Better Business: How to avoid employing illegal workers

The maximum fine for employing an illegal worker has doubled to £20,000 under new Home Office rules. People who knowingly employ an illegal worker can also receive jail sentences.

As an employer it is your responsibility to check an applicant’s right to work in the UK before you employ them – new Home Office measures should help make this easier.
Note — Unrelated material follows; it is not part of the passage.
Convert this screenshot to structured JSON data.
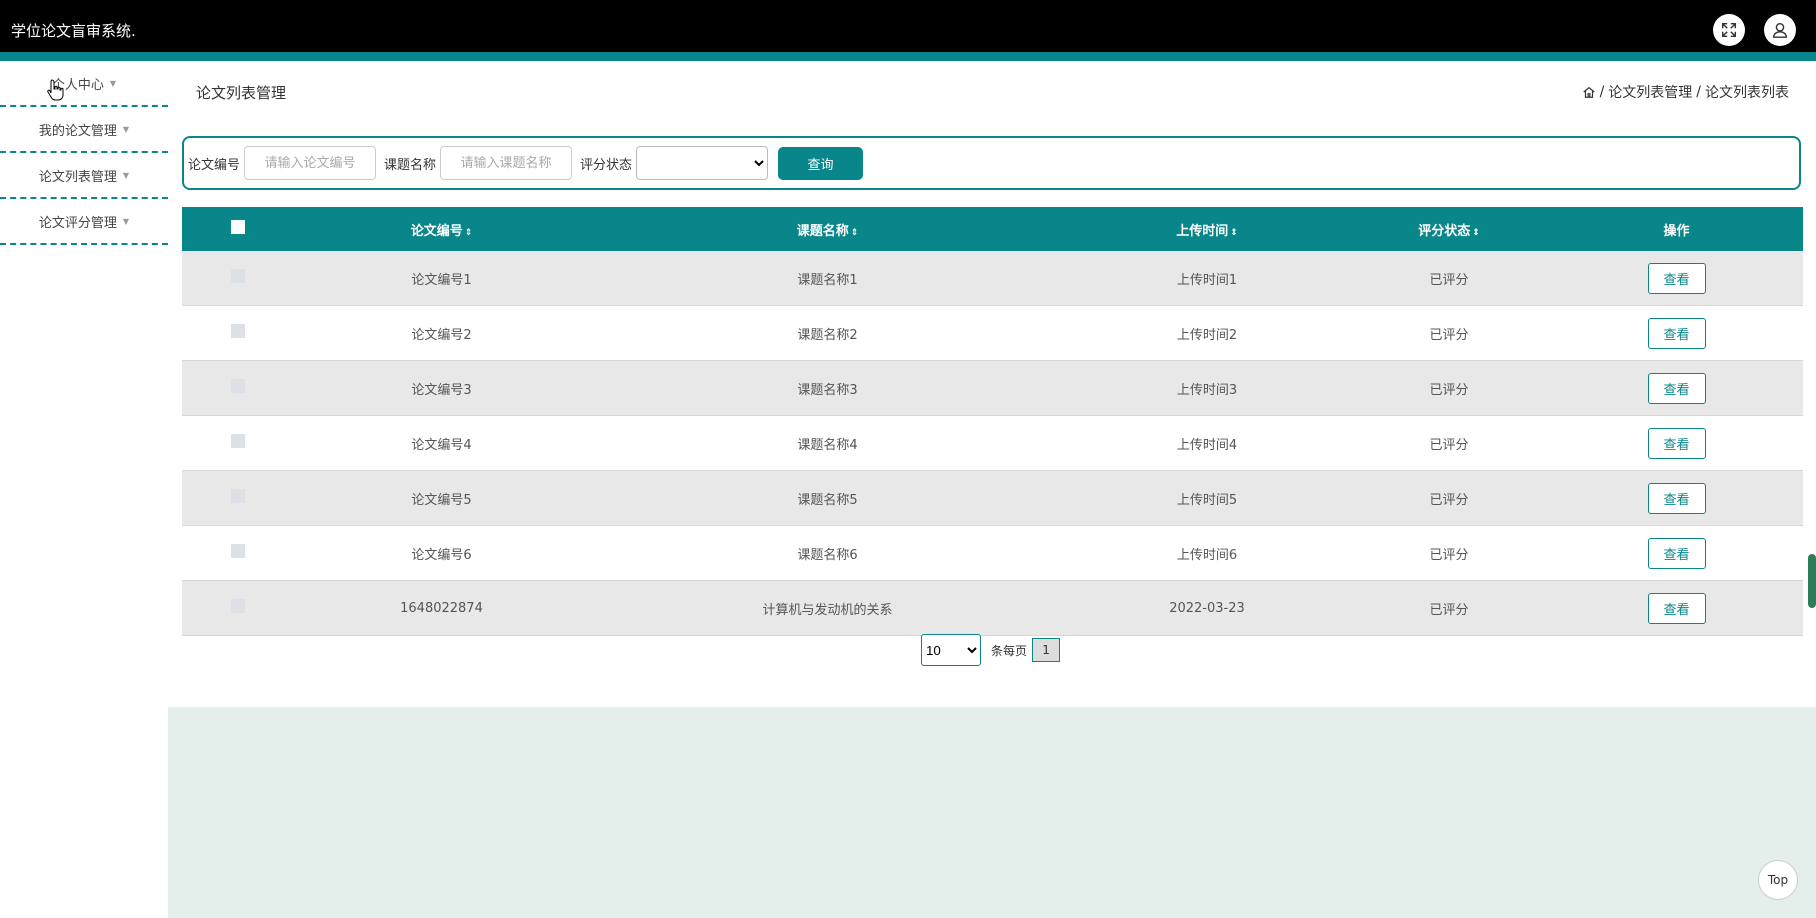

  • Obtain correct original documents from the applicant – a list of acceptable documents can be found at the Home Office website
  • Use the new Home Office online tool to more easily check right to work documents at www.gov.uk/legal-right-work-uk
  • Check the documents are originals, genuine and refer to the applicant
  • Dates for the applicants’ right to work in the UK should not have expired
  • Check photos look like the applicant and are the same across documents
  • Dates of birth should also be the same on all documents
  • If documents give different names, there should be supporting material explaining this, e.g. marriage or divorce certificates
  • Documents should show the applicant has permission to do the type of work you are offering, including limits on hours
  • All documents should be current, apart from if issued to national of the UK, European Economic Area (EEA) and Switzerland, or permanent residence cards issued to family members of EEA nationals
  • Make full copies that can’t be changed (e.g. photocopy or scan) of all documents
  • Keep these copies during the worker’s employment and for two years after they finish employment
  • Record the date you made the checks
  • For migrant students, keep a record of their term and vacation times
  • If you need more help checking an applicant’s right to work or to report an applicant who refuses to produce documents, call the Home Office helpline on 0300 123 4699 or email businesshelpdesk@homesoffice.gsi.gov.uk
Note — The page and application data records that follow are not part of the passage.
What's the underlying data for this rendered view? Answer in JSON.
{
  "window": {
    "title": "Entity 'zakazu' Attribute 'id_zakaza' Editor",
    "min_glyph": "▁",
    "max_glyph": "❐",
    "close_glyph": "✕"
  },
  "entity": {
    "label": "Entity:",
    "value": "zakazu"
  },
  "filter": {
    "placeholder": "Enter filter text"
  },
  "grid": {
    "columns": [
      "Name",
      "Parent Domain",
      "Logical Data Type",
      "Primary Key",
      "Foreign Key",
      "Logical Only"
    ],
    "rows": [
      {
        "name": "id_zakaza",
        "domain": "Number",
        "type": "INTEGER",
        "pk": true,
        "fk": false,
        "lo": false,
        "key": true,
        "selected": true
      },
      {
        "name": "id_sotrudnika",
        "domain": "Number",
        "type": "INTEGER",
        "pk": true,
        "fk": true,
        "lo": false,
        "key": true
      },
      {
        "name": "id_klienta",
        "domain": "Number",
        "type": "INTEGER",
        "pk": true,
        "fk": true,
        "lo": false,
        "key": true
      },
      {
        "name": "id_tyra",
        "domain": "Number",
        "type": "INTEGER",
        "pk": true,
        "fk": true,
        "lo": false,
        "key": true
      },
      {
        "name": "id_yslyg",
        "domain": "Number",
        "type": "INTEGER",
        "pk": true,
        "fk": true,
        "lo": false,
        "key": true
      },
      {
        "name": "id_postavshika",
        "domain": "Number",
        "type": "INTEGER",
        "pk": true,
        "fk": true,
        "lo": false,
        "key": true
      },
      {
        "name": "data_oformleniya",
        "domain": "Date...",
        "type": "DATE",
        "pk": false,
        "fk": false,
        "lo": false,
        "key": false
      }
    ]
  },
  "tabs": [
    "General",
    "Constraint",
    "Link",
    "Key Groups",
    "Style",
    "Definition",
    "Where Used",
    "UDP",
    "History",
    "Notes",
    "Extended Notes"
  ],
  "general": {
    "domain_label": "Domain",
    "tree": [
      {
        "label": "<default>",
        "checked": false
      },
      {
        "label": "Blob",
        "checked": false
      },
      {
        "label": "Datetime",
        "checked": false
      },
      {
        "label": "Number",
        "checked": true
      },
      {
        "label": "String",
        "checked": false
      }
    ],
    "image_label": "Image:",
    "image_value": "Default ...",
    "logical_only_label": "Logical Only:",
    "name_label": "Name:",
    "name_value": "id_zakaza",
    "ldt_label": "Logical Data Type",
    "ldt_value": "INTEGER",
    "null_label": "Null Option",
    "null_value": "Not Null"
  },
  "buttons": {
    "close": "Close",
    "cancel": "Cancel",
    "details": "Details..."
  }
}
More on this topic: Better business: Inheritance tax tips for farms; Better Business: Pre-harvest checks

Upcoming webinar

SEPTEMBER
30

What does the future of farming look like post Covid-19 and Brexit?

Register today